In 1861, the Republic of Texas formally recognised the Confederate States of America in a keynote speech delivered by President William B. Travis on this day in Austin; whilst offering critical diplomatic support to his fellow South Carolinians, Travis carefully avoiding any direct comparison between the sieges of Fort Sumter and the Alamo.
Line in the SandNo longer the hot-headed twenty-six year old Lieutenant Colonel of the Texian Army, Travis had learnt a number of valuable lessons about leadership since he wrote the famous "Victory or Death" Letter on March 3rd, 1836.
Because having drawn a line in the sand, only one of the defenders of the Alamo had refused to cross it - Moses Rose, a French born former soldier in Napoleon Bonaparte's Grande Armée who insisted that he was not ready to die. And so during the late night hours of March 5th, Rose had snuck through enemy lines, broke into the Old Governor's Mansion and assassinated the Mexican general Antonio López de Santa Anna.
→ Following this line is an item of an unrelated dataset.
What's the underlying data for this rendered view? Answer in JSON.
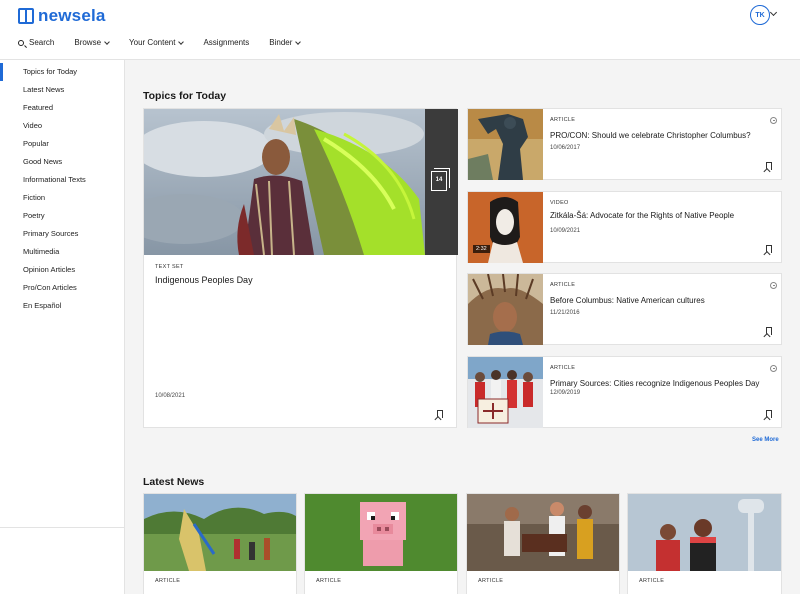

Whereupon his successor, General Castrillon launched a disasterous strike on the east wall which was repelled by heavy cannon fire (that was in fact mostly shrapnel) but which caused the Mexican troops to despair and quit the siege.